A PyMOL instance, with the Viewer and GUI visible.
|Original author(s)||Warren Lyford DeLano|
2.0.4 / 13 October 2017
|Written in||C, C++, Python|
|Operating system||Cross-platform: macOS, Unix, Linux, Windows|
PyMOL is one of a few open-source model visualization tools available for use in structural biology. The Py part of the software's name refers to that it extends, and is extensible by, the programming language Python.
PyMOL uses OpenGL Extension Wrangler Library (GLEW) and FreeGLUT, and can solve Poisson–Boltzmann equations using the Adaptive Poisson Boltzmann Solver. PyMOL used Tk for the GUI widgets and had native Aqua binaries for macOS through Schrödinger, which were replaced with a PyQt user interface on all platforms with the release of version 2.0.
On 1 August 2006, DeLano Scientific adopted a controlled-access download system for precompiled PyMOL builds (including betas) distributed by the company. Access to these executables is now limited to registered users who are paying customers; educational builds are available free to students and teachers. However, most of the current source code continues to be available for free, as are older precompiled builds. While the build systems for other platforms are open, the Windows API (WinAPI, Win32) build system is not, although unofficial Windows binaries are available online. Anyone can either compile an executable from the source code or pay for a subscription to support services to obtain access to precompiled executables.
Acquisition by SchrödingerEdit
On 8 January 2010, Schrödinger, Inc. reached an agreement to acquire PyMOL. The firm assumed development, maintenance, support, and sales of PyMOL, including all then-valid subscriptions. They also continue to actively support the PyMOL open-source community.
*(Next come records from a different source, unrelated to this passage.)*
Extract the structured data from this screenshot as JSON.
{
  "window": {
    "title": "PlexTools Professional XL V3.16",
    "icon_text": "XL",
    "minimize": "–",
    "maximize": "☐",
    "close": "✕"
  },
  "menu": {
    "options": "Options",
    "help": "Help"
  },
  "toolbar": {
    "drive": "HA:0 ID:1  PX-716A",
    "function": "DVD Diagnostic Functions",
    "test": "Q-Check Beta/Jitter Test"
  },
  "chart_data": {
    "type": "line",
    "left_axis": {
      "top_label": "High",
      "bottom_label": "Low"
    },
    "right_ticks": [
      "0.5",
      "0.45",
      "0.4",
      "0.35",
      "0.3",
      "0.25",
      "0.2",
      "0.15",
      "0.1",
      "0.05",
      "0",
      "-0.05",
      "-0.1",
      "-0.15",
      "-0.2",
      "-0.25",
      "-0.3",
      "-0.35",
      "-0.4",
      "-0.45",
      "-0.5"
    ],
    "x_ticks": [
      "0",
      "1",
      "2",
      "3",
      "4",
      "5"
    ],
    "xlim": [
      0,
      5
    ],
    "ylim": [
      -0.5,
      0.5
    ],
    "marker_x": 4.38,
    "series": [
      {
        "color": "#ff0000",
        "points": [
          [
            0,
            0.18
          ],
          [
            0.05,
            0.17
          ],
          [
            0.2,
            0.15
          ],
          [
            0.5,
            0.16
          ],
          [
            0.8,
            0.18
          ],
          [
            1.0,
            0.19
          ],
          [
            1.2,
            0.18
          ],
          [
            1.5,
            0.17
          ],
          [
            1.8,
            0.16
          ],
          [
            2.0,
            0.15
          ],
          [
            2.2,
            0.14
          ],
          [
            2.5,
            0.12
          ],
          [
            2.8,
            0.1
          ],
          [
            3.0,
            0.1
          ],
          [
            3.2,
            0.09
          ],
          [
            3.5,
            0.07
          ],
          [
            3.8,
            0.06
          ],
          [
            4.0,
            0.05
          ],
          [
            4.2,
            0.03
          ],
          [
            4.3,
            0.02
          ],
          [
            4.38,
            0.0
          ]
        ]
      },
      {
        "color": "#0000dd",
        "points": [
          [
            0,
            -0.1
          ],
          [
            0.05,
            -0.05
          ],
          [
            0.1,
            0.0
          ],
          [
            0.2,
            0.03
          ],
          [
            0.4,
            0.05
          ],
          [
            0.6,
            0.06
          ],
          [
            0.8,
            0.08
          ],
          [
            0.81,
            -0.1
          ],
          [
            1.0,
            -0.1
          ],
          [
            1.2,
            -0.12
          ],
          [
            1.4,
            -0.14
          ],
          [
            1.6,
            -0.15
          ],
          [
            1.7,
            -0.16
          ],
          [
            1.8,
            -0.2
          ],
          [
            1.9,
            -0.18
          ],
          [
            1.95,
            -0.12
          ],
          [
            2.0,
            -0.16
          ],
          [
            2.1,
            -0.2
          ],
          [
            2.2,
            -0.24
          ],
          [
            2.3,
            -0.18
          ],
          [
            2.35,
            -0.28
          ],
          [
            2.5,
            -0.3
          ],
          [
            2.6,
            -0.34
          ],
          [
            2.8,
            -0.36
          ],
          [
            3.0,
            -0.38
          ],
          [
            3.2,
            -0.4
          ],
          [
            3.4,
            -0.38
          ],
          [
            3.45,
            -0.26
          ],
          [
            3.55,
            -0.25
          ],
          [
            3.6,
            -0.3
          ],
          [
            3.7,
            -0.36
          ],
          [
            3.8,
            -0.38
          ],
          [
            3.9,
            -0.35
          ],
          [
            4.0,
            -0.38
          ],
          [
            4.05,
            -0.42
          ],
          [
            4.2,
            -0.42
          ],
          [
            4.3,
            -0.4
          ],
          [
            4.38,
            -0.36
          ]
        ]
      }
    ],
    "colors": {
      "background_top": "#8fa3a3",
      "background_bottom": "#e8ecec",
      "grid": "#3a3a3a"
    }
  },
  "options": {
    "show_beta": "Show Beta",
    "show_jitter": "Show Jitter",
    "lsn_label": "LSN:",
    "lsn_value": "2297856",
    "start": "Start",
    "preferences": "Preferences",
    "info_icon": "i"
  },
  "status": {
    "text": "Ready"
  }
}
Example of some molecule editing features of PyMOL, dihedral bond rotation and interactive molecular relaxation with Sculpting mode. These are useful features to prepare input geometry for quantum chemistry software